== Work order ==
All of the data that appears below is to be given again precisely as written.

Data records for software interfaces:

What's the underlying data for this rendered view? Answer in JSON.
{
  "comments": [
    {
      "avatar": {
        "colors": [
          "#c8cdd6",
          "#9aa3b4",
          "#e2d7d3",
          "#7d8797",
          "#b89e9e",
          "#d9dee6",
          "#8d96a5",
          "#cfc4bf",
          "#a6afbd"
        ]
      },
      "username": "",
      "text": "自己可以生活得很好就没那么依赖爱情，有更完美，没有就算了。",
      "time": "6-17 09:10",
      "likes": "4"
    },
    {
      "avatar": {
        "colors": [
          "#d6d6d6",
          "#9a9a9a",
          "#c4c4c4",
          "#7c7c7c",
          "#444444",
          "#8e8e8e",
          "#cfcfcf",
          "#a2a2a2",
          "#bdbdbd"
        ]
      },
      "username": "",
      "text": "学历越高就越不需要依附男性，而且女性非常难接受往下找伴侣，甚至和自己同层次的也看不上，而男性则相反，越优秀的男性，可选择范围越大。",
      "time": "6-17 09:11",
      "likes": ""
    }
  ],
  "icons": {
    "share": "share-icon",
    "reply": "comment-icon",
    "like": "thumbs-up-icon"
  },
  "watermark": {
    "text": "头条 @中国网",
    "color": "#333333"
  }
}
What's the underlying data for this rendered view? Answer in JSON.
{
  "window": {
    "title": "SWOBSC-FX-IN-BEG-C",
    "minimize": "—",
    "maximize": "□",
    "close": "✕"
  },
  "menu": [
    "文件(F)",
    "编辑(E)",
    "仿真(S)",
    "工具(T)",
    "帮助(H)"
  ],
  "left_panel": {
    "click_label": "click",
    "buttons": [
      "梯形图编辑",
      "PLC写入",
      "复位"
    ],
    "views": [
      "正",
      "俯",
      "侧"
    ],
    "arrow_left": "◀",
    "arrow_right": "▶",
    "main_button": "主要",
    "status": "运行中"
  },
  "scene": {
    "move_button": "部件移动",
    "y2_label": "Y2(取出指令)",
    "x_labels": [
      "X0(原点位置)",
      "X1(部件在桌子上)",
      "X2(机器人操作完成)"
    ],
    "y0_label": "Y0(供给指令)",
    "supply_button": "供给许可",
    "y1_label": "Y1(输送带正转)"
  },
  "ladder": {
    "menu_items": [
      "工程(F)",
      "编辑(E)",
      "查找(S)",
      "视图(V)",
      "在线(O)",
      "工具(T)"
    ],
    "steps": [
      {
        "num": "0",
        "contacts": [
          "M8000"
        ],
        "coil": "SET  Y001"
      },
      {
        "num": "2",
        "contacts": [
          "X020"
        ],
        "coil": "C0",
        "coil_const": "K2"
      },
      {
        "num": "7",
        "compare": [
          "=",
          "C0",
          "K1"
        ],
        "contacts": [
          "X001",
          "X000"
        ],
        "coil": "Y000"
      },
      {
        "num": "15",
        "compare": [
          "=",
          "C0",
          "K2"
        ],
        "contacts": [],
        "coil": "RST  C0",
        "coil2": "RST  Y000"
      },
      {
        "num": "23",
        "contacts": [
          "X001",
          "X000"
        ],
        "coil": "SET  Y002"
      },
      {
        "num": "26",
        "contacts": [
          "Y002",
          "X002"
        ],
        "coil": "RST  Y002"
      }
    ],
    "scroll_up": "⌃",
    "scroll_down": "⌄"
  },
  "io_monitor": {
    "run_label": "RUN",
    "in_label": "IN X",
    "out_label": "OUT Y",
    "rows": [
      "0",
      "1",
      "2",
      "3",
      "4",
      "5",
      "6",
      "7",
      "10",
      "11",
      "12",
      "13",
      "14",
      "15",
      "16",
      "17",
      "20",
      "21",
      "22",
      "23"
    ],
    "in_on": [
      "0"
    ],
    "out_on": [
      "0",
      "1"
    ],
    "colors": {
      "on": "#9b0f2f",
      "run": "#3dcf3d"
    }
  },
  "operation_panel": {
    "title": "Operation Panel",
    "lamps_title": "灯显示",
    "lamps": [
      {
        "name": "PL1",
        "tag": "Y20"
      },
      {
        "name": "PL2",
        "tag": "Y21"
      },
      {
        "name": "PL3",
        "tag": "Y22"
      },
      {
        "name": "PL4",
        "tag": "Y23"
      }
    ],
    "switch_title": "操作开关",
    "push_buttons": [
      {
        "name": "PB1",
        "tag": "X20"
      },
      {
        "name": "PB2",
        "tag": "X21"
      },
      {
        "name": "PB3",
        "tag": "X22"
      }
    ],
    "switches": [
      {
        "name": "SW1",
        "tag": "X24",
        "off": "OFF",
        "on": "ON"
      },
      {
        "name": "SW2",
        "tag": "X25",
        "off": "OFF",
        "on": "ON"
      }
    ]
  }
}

== Task answer ==
What's the underlying data for this rendered view? Answer in JSON.
{
  "comments": [
    {
      "avatar": {
        "colors": [
          "#c8cdd6",
          "#9aa3b4",
          "#e2d7d3",
          "#7d8797",
          "#b89e9e",
          "#d9dee6",
          "#8d96a5",
          "#cfc4bf",
          "#a6afbd"
        ]
      },
      "username": "",
      "text": "自己可以生活得很好就没那么依赖爱情，有更完美，没有就算了。",
      "time": "6-17 09:10",
      "likes": "4"
    },
    {
      "avatar": {
        "colors": [
          "#d6d6d6",
          "#9a9a9a",
          "#c4c4c4",
          "#7c7c7c",
          "#444444",
          "#8e8e8e",
          "#cfcfcf",
          "#a2a2a2",
          "#bdbdbd"
        ]
      },
      "username": "",
      "text": "学历越高就越不需要依附男性，而且女性非常难接受往下找伴侣，甚至和自己同层次的也看不上，而男性则相反，越优秀的男性，可选择范围越大。",
      "time": "6-17 09:11",
      "likes": ""
    }
  ],
  "icons": {
    "share": "share-icon",
    "reply": "comment-icon",
    "like": "thumbs-up-icon"
  },
  "watermark": {
    "text": "头条 @中国网",
    "color": "#333333"
  }
}
What's the underlying data for this rendered view? Answer in JSON.
{
  "window": {
    "title": "SWOBSC-FX-IN-BEG-C",
    "minimize": "—",
    "maximize": "□",
    "close": "✕"
  },
  "menu": [
    "文件(F)",
    "编辑(E)",
    "仿真(S)",
    "工具(T)",
    "帮助(H)"
  ],
  "left_panel": {
    "click_label": "click",
    "buttons": [
      "梯形图编辑",
      "PLC写入",
      "复位"
    ],
    "views": [
      "正",
      "俯",
      "侧"
    ],
    "arrow_left": "◀",
    "arrow_right": "▶",
    "main_button": "主要",
    "status": "运行中"
  },
  "scene": {
    "move_button": "部件移动",
    "y2_label": "Y2(取出指令)",
    "x_labels": [
      "X0(原点位置)",
      "X1(部件在桌子上)",
      "X2(机器人操作完成)"
    ],
    "y0_label": "Y0(供给指令)",
    "supply_button": "供给许可",
    "y1_label": "Y1(输送带正转)"
  },
  "ladder": {
    "menu_items": [
      "工程(F)",
      "编辑(E)",
      "查找(S)",
      "视图(V)",
      "在线(O)",
      "工具(T)"
    ],
    "steps": [
      {
        "num": "0",
        "contacts": [
          "M8000"
        ],
        "coil": "SET  Y001"
      },
      {
        "num": "2",
        "contacts": [
          "X020"
        ],
        "coil": "C0",
        "coil_const": "K2"
      },
      {
        "num": "7",
        "compare": [
          "=",
          "C0",
          "K1"
        ],
        "contacts": [
          "X001",
          "X000"
        ],
        "coil": "Y000"
      },
      {
        "num": "15",
        "compare": [
          "=",
          "C0",
          "K2"
        ],
        "contacts": [],
        "coil": "RST  C0",
        "coil2": "RST  Y000"
      },
      {
        "num": "23",
        "contacts": [
          "X001",
          "X000"
        ],
        "coil": "SET  Y002"
      },
      {
        "num": "26",
        "contacts": [
          "Y002",
          "X002"
        ],
        "coil": "RST  Y002"
      }
    ],
    "scroll_up": "⌃",
    "scroll_down": "⌄"
  },
  "io_monitor": {
    "run_label": "RUN",
    "in_label": "IN X",
    "out_label": "OUT Y",
    "rows": [
      "0",
      "1",
      "2",
      "3",
      "4",
      "5",
      "6",
      "7",
      "10",
      "11",
      "12",
      "13",
      "14",
      "15",
      "16",
      "17",
      "20",
      "21",
      "22",
      "23"
    ],
    "in_on": [
      "0"
    ],
    "out_on": [
      "0",
      "1"
    ],
    "colors": {
      "on": "#9b0f2f",
      "run": "#3dcf3d"
    }
  },
  "operation_panel": {
    "title": "Operation Panel",
    "lamps_title": "灯显示",
    "lamps": [
      {
        "name": "PL1",
        "tag": "Y20"
      },
      {
        "name": "PL2",
        "tag": "Y21"
      },
      {
        "name": "PL3",
        "tag": "Y22"
      },
      {
        "name": "PL4",
        "tag": "Y23"
      }
    ],
    "switch_title": "操作开关",
    "push_buttons": [
      {
        "name": "PB1",
        "tag": "X20"
      },
      {
        "name": "PB2",
        "tag": "X21"
      },
      {
        "name": "PB3",
        "tag": "X22"
      }
    ],
    "switches": [
      {
        "name": "SW1",
        "tag": "X24",
        "off": "OFF",
        "on": "ON"
      },
      {
        "name": "SW2",
        "tag": "X25",
        "off": "OFF",
        "on": "ON"
      }
    ]
  }
}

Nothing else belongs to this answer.